Traveling to Bali is a dream journey for many people, but your dream Bali travel may end up in disaster if not planned well. The numbers of visitations to Bali is high every year, and even more during peak seasons such as Indonesian school holiday, Christmas, New Year and Muslim’s ‘Lebaran’ (Eid El Fitr). Many newbie travelers end up with some problems when they arrive in Bali, so they cannot enjoy their holiday in full. While solo travelers or backpackers may grudgingly welcome them as experiences, people who travel with families especially kids will not want to take that risk.

The common problems in Bali travel for newbie can be various: bad hotel service, bad tour guide or personal driver service, map that does not exactly show the right location, taxi drivers that raise the fare, until health problems that come from the tropical heat and insects (especially from people who live in four season countries). Newbie travelers, especially those with kids, must gather the most useful info to make their travel more fun and comfortable.

Bali Travel Information for Families with Kids

Travel plans can be different between people because you may also have different preferences during your travel, but some important information can make the difference between fun and unpleasant holiday.

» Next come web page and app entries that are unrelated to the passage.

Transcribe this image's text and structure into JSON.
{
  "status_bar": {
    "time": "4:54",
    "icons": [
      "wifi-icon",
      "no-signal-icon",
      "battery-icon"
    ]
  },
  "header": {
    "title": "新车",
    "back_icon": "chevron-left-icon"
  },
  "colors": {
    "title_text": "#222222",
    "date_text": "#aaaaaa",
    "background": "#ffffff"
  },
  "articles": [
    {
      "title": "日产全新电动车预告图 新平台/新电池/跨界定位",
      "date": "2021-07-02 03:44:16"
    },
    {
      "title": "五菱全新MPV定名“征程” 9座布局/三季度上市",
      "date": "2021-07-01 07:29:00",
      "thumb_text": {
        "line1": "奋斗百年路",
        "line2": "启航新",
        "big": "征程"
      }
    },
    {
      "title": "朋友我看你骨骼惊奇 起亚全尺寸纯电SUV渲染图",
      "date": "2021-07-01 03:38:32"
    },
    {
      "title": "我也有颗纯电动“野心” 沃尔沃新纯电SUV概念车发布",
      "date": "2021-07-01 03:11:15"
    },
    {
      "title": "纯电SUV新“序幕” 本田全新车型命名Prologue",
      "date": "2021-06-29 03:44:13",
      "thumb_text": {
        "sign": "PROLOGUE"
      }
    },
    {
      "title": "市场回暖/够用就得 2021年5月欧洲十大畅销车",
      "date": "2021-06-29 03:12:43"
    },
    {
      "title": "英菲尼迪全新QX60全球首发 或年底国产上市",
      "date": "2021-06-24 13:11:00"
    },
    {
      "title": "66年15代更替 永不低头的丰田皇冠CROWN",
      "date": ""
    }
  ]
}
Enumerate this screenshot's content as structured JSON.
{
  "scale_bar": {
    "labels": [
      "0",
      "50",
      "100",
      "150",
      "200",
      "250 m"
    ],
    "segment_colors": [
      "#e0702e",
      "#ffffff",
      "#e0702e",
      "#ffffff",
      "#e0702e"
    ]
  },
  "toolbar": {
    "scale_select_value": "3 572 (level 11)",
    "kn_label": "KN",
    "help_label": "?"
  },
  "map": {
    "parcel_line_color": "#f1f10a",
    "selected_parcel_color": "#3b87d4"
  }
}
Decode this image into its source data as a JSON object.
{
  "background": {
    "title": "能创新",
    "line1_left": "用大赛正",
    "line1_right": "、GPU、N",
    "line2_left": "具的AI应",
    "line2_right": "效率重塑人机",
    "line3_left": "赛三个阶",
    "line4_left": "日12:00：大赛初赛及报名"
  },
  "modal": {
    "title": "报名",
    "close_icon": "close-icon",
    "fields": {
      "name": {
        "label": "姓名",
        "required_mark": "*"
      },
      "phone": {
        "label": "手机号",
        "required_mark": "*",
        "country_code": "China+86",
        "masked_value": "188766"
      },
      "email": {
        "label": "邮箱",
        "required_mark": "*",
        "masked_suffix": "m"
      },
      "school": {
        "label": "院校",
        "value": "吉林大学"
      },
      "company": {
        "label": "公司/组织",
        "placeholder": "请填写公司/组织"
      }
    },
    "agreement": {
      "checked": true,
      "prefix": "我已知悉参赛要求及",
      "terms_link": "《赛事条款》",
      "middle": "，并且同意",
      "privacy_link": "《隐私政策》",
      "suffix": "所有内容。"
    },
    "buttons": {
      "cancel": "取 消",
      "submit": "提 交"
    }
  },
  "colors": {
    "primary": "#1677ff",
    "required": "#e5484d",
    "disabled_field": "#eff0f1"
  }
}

Here is some useful information that you may find useful for your first Bali travel with kids:

  • Bali has two seasons: rainy and dry. The rainy season comes between October and April, and the dry season comes between May to September. However, sometimes you can experience periods of heavy rain during dry season, or days of no-rain at all during rainy season. Make sure you pack jacket or coat, extra towel, rubber flip-flops and clean socks, just in case.
  • Bali has public transportation, but besides occasional Perama bus, making your way around can be difficult because the public minivans are rare and unreliable in their schedules. Holiday in Bali means two things: renting motorbike or renting car with private driver (usually you pay extra for more than 8 hours and for petrol). Luckily, a good car rental service usually has dedicated drivers that are good in English and understand Bali well.
  • Unless you have money to stay at swanky hotel or resort, do not be surprised when you find out that the villa or cottage you order has slightly different condition from what the hotel booking website may show you. The room may be a bit aged and there are small faults in the shower caps (for example), but other than that, many cheap hotels, cottages and villas usually provide quite good place to stay.
  • ‘Bali Belly’ is a term applied to people (especially kids) who experience digestive problems because of the climate, weather, or food (there are so many spicy foods in Bali). Handle the problem by bringing some probiotic supplements and drink from bottled water if you are not sure.
  • Skip thick denims and high heels; you want something comfy for your Bali travel (unless you plan to hike). Bring summer dress, shorts, Bermuda pants, sandals and flats for fancy night at good restaurant. Prepare at least a pair of proper, covering clothes if you plan to visit temple.

This useful info will make your Bali travel easier to plan.